- _Records supplied_
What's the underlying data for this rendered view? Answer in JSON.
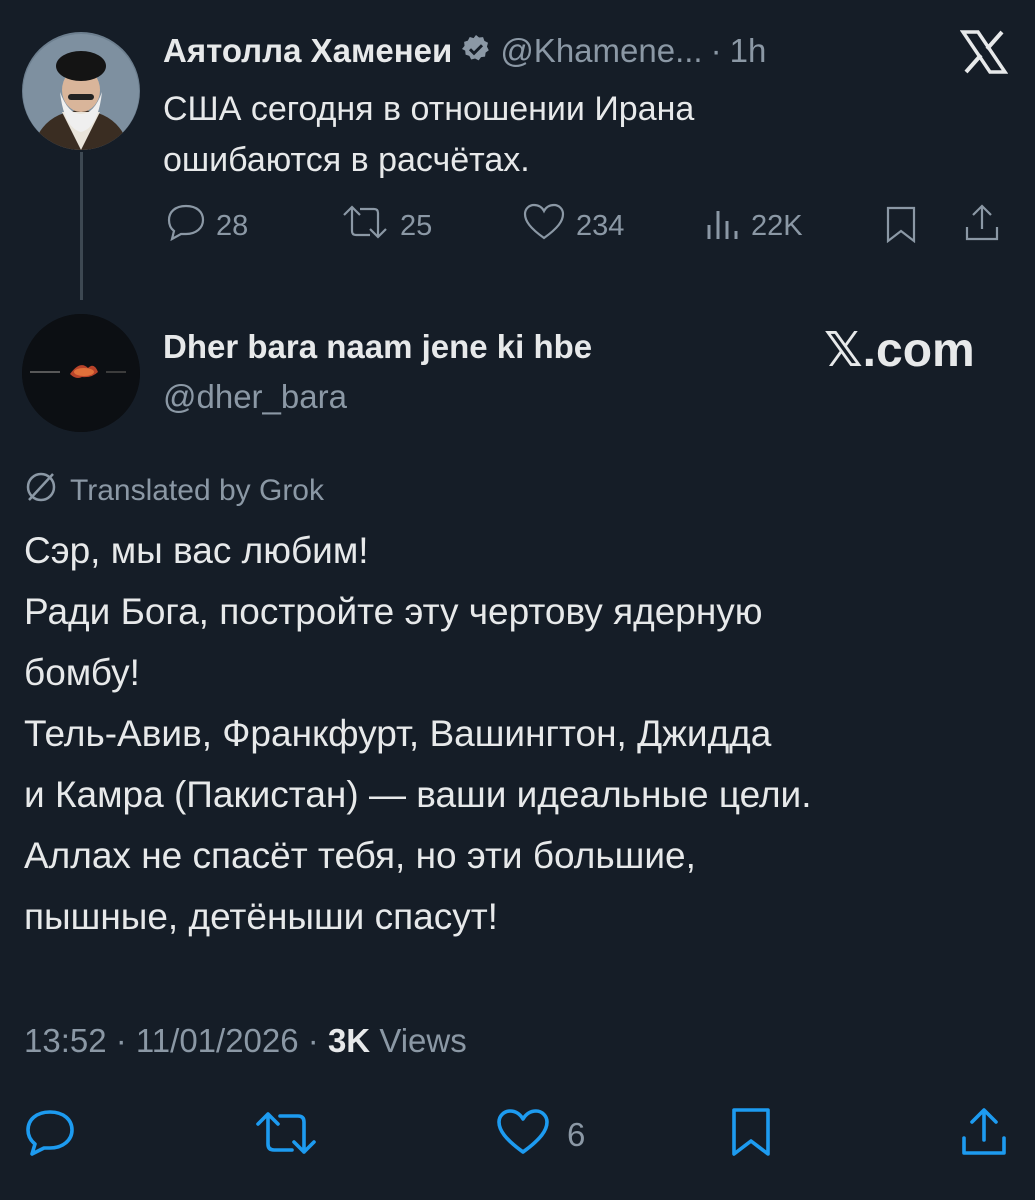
{
  "quoted": {
    "author_name": "Аятолла Хаменеи",
    "handle": "@Khamene...",
    "separator": "·",
    "time": "1h",
    "text_line1": "США сегодня в отношении Ирана",
    "text_line2": "ошибаются в расчётах.",
    "stats": {
      "replies": "28",
      "reposts": "25",
      "likes": "234",
      "views": "22K"
    }
  },
  "reply": {
    "author_name": "Dher bara naam jene ki hbe",
    "handle": "@dher_bara",
    "translated_by": "Translated by Grok",
    "text_lines": [
      "Сэр, мы вас любим!",
      "Ради Бога, постройте эту чертову ядерную",
      "бомбу!",
      "Тель-Авив, Франкфурт, Вашингтон, Джидда",
      "и Камра (Пакистан) — ваши идеальные цели.",
      "Аллах не спасёт тебя, но эти большие,",
      "пышные, детёныши спасут!"
    ],
    "timestamp": "13:52 · 11/01/2026 ·",
    "views_count": "3K",
    "views_label": "Views",
    "likes": "6"
  },
  "brand": {
    "logo_text": "𝕏.com",
    "accent_color": "#1d9bf0",
    "background": "#151d27"
  }
}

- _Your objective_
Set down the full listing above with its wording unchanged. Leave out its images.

- _Task result_
What's the underlying data for this rendered view? Answer in JSON.
{
  "quoted": {
    "author_name": "Аятолла Хаменеи",
    "handle": "@Khamene...",
    "separator": "·",
    "time": "1h",
    "text_line1": "США сегодня в отношении Ирана",
    "text_line2": "ошибаются в расчётах.",
    "stats": {
      "replies": "28",
      "reposts": "25",
      "likes": "234",
      "views": "22K"
    }
  },
  "reply": {
    "author_name": "Dher bara naam jene ki hbe",
    "handle": "@dher_bara",
    "translated_by": "Translated by Grok",
    "text_lines": [
      "Сэр, мы вас любим!",
      "Ради Бога, постройте эту чертову ядерную",
      "бомбу!",
      "Тель-Авив, Франкфурт, Вашингтон, Джидда",
      "и Камра (Пакистан) — ваши идеальные цели.",
      "Аллах не спасёт тебя, но эти большие,",
      "пышные, детёныши спасут!"
    ],
    "timestamp": "13:52 · 11/01/2026 ·",
    "views_count": "3K",
    "views_label": "Views",
    "likes": "6"
  },
  "brand": {
    "logo_text": "𝕏.com",
    "accent_color": "#1d9bf0",
    "background": "#151d27"
  }
}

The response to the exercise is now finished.